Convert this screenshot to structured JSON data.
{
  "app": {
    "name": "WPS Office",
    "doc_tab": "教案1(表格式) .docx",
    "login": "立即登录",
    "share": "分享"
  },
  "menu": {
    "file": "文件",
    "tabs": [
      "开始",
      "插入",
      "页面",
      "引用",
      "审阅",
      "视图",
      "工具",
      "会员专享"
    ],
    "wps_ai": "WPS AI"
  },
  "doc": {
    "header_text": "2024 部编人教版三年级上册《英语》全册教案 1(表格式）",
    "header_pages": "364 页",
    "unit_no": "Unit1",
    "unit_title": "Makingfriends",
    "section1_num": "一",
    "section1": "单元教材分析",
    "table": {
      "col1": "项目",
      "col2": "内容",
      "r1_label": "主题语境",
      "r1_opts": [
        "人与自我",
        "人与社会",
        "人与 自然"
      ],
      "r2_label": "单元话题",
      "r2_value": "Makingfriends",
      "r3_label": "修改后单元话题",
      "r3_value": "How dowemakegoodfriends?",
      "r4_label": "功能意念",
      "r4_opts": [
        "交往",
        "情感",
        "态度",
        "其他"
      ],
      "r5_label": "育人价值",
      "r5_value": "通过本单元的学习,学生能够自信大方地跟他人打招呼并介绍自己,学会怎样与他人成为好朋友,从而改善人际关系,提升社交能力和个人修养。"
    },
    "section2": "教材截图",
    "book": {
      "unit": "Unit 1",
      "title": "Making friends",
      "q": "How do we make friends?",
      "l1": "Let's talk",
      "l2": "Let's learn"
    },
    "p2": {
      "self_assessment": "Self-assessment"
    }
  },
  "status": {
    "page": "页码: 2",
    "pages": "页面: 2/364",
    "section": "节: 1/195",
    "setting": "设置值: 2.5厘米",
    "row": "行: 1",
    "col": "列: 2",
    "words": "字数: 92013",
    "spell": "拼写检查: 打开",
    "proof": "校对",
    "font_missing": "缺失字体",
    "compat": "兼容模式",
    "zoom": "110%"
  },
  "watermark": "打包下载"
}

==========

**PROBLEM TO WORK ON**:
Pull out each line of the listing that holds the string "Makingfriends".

**RESULT OF THE TASK**:
    "unit_title": "Makingfriends",
      "r2_value": "Makingfriends",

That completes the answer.